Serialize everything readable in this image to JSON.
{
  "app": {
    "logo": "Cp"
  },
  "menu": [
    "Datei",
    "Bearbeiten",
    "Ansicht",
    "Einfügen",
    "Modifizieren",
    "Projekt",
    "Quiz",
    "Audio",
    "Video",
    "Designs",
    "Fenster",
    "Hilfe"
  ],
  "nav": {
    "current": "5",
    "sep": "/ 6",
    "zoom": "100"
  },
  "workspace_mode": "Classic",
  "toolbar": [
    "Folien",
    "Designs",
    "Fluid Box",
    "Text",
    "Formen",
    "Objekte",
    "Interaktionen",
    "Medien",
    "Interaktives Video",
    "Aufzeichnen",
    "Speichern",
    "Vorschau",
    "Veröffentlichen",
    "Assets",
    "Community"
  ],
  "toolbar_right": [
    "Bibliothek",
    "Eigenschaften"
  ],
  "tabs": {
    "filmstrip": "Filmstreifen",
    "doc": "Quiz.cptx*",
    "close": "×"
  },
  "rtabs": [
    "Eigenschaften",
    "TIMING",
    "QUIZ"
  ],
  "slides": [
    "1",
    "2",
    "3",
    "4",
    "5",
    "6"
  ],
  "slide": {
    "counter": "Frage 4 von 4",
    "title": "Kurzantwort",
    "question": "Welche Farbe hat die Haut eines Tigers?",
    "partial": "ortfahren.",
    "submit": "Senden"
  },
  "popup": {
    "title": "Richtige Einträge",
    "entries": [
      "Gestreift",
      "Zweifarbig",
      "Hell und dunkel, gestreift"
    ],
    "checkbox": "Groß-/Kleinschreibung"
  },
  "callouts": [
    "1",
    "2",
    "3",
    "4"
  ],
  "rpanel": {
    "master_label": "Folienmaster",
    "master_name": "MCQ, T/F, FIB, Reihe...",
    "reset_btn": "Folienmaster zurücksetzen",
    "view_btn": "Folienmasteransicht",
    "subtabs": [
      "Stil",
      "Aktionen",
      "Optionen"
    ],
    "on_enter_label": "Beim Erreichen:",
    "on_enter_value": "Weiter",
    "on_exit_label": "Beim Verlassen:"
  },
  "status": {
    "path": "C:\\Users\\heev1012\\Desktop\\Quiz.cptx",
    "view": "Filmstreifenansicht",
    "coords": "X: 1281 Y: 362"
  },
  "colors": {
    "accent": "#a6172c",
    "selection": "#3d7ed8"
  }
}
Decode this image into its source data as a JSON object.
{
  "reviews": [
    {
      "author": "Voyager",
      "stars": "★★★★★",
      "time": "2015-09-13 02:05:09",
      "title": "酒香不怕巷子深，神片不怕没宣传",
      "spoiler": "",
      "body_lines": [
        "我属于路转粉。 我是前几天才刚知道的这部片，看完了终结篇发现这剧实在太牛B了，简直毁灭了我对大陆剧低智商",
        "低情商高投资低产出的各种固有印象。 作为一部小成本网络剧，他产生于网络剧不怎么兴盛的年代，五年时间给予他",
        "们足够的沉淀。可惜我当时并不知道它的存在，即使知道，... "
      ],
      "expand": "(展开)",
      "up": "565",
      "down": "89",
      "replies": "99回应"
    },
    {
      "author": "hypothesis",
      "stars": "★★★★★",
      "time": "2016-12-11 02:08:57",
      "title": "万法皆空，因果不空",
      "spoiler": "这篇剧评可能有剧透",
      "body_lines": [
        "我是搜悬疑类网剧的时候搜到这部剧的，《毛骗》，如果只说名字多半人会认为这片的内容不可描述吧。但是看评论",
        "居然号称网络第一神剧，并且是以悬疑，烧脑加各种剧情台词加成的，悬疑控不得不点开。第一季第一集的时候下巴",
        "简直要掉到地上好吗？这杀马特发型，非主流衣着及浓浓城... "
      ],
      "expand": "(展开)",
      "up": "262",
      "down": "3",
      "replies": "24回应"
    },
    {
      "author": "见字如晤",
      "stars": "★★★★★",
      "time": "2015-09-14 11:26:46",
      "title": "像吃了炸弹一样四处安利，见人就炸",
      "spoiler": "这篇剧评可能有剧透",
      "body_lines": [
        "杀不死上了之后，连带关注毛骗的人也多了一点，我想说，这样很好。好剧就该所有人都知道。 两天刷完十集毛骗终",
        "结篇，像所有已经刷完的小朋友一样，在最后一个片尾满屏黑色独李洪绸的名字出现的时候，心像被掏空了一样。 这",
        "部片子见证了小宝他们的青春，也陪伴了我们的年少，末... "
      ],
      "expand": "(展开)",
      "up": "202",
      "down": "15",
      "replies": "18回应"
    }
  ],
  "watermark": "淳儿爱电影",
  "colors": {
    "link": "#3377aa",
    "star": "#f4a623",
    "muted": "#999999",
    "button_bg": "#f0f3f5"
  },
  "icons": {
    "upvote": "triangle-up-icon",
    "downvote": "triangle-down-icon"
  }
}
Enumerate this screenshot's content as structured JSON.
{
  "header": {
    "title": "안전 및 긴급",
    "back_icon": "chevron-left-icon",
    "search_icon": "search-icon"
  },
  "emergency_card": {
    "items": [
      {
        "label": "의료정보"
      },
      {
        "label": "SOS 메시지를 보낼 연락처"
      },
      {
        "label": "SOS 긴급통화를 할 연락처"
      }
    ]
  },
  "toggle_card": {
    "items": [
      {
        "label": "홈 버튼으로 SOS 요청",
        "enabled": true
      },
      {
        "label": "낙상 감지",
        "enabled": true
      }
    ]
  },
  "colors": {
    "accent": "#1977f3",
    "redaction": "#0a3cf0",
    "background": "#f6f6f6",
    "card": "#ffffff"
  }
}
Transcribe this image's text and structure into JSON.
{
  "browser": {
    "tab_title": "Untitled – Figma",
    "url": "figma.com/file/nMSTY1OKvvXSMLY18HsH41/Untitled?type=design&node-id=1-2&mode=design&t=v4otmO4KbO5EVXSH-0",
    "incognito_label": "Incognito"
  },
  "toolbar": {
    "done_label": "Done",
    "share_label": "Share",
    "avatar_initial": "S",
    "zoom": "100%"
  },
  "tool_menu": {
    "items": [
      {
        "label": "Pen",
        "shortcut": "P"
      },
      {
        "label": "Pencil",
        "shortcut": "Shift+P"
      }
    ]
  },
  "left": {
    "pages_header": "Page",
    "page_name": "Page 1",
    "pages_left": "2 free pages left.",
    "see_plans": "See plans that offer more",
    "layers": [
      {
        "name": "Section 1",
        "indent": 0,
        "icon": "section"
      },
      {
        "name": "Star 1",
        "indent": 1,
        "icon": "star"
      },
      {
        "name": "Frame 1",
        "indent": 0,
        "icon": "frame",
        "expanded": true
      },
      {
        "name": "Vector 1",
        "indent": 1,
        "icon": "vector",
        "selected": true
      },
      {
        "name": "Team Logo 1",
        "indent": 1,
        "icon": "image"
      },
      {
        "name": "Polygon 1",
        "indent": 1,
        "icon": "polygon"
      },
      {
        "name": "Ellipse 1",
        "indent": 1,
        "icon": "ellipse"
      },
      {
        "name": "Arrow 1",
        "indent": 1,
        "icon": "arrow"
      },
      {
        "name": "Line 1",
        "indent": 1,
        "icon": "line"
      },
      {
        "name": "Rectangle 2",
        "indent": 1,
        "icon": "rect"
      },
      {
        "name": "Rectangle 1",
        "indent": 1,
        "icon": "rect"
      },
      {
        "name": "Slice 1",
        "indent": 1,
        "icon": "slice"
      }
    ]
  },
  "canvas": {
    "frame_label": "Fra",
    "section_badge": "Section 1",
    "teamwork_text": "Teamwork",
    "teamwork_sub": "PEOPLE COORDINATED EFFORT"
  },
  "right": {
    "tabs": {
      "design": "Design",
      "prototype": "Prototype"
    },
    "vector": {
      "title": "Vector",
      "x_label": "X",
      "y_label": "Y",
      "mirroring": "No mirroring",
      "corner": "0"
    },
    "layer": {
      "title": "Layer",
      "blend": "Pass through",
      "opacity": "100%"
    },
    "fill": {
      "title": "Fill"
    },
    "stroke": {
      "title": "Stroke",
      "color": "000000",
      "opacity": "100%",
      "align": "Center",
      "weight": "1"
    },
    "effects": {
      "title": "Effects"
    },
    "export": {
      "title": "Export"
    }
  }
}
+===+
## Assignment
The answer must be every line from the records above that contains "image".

## Your response
Serialize everything readable in this image to JSON.
Decode this image into its source data as a JSON object.
Transcribe this image's text and structure into JSON.
        "icon": "image"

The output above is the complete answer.